Of the two mathematical doctrines discussed respectively in Part II and Part III of this book, the first-that of Imaginary Quantity in Algebra and Imaginary Loci in Geometry-seems to have attracted but little attention from the philosopher pure and simple. Discussion of the principles which underlie this development of mathematical expression has been confined almost exclusively within the inner circle of mathematicians interested in the philosophy of their science. But wellnigh up to the close of last century the explanations of this development-especially with regard to Imaginary Quantity-were almost purely mystical: they really explained nothing, threw no light on the motives and processes of thought which obscurely prompted it, and thus left it as much of an enigma as ever. In recent years, however, a real endeavour has been made to unravel this long-standing difficulty in the development of algebraic symbolism; it is even averred that we have now at last
a completely adequate explanation of it. The claim is, in other words, that the doctrine has been purged of its mystical implications. But, as I hold, the claim outruns the performance: the purgation is not thorough, and Part II of the present work is in the main an attempt to make it thorough.
Very different were the circumstances which attended the growth of the doctrine discussed in Part III. Metageometry, or Pangeometry, or the theory of non-Euclidean spaces and geometries, was mainly developed in the second half of the nineteenth century.

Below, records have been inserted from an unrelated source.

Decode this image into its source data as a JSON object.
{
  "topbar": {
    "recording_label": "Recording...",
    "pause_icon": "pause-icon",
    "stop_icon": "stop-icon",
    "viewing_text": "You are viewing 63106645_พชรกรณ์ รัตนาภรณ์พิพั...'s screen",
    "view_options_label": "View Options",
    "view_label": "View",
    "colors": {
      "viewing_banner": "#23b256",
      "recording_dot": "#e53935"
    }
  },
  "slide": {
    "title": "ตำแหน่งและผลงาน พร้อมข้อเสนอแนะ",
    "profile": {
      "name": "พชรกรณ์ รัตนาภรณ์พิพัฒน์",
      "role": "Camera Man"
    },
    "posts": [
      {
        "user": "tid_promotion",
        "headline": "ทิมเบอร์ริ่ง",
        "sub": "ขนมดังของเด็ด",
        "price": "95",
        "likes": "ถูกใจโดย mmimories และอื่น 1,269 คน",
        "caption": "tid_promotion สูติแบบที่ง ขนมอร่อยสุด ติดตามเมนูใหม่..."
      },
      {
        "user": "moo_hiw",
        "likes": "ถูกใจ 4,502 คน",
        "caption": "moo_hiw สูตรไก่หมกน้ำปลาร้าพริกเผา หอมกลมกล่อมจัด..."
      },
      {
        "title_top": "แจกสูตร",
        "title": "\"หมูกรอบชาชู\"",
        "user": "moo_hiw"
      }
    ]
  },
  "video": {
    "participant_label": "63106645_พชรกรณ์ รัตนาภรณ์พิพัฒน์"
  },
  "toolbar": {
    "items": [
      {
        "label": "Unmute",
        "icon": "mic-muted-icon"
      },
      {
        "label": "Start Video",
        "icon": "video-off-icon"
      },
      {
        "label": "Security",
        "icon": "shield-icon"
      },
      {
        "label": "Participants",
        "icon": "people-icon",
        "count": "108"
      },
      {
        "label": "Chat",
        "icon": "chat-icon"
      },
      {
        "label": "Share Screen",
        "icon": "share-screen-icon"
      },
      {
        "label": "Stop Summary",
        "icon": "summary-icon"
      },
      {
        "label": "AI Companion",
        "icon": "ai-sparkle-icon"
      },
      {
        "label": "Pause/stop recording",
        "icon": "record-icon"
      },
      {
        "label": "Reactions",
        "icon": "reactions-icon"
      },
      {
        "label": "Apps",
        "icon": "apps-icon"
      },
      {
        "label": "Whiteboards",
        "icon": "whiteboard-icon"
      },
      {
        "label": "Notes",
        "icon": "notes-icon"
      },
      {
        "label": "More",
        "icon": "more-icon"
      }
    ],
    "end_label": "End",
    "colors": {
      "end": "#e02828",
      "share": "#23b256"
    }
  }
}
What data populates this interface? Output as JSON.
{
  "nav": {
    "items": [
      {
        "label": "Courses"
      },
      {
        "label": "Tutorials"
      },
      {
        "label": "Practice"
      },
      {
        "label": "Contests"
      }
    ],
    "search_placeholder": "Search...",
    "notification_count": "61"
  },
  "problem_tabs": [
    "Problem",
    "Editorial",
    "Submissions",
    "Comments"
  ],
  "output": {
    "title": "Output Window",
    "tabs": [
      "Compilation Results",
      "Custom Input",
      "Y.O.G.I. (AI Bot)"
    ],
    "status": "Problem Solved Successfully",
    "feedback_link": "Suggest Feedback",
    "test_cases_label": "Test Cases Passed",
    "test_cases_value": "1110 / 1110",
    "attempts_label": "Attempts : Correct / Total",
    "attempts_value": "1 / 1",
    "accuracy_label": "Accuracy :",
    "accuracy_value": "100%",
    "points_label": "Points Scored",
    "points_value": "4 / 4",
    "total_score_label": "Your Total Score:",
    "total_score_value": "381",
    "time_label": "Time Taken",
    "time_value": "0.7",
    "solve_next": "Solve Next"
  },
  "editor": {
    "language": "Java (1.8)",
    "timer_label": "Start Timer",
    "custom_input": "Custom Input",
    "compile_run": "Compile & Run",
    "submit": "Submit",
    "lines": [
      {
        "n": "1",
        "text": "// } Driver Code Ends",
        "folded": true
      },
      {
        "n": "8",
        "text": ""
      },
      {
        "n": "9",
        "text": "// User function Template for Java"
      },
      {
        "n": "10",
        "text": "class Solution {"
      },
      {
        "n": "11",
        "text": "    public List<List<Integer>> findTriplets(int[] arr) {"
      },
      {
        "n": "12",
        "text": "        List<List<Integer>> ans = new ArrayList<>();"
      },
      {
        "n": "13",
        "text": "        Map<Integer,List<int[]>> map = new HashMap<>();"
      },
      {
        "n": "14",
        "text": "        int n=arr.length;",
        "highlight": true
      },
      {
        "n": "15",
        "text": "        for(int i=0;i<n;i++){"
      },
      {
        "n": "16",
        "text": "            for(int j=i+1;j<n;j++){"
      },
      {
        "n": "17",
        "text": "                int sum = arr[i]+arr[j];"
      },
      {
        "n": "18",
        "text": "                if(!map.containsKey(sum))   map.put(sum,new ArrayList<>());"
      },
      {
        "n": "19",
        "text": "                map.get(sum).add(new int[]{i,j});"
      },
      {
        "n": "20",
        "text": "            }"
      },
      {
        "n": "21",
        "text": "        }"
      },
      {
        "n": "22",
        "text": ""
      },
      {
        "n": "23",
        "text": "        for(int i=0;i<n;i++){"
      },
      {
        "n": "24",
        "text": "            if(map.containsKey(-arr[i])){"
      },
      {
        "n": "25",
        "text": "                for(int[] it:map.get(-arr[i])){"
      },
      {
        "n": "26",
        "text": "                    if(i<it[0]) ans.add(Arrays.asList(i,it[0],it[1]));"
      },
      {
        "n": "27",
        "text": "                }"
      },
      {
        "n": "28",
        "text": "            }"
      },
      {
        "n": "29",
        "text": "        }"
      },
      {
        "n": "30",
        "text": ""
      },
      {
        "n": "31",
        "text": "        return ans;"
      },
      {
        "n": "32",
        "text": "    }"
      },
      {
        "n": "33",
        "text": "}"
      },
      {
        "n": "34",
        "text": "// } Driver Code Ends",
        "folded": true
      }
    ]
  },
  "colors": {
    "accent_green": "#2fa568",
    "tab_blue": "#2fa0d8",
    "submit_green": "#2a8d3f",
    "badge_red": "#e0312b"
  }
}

It gave rise to a controversy in which the opposition to the doctrine proceeded almost wholly from the philosophers, especially from the Kantians, the great body of mathematicians meanwhile standing aloof from the conflict and apparently taking little or no interest in it. That the philosophers were worsted in the encounter can hardly be denied. Their comparative ignorance of mathematics occasionally led them to misunderstand the arguments of their opponents, and hence to raise objections which damaged their cause instead of furthering it. The result was that opposition from the purely philosophical side was practically silenced. On the other side, while the doctrine has become much more widely known to and studied by mathematicians in general, it has not among these met with universal acceptance: there are some who regard it as having no real significance, there are others who remain merely sceptical.
It should be added that there are points upon which the protagonists of the metageometrical theory differ from one another, and that these differences are clearly relevant to the philosophy of the doctrine. Its real significance, if it has any, thus still remains a matter of doubt, and must so remain until these differences are composed. Thus persistence in criticism of this theory, even should the criticism turn out to be mistaken, provided it be intelligent, a 3
will be justified by its utility; for it must then at least indirectly aid in bringing about that complete concordance which is still to seek in the philosophical interpretation of the theory.
With respect to Part I, the general character of which is psychological, I gladly take this opportunity of acknowledging my indebtedness to Dr. W. McDougall, Wilde Reader in Mental Philosophy in the University of Oxford, who was kind enough to read it in manuscript and to give me the benefit of some valuable suggestions.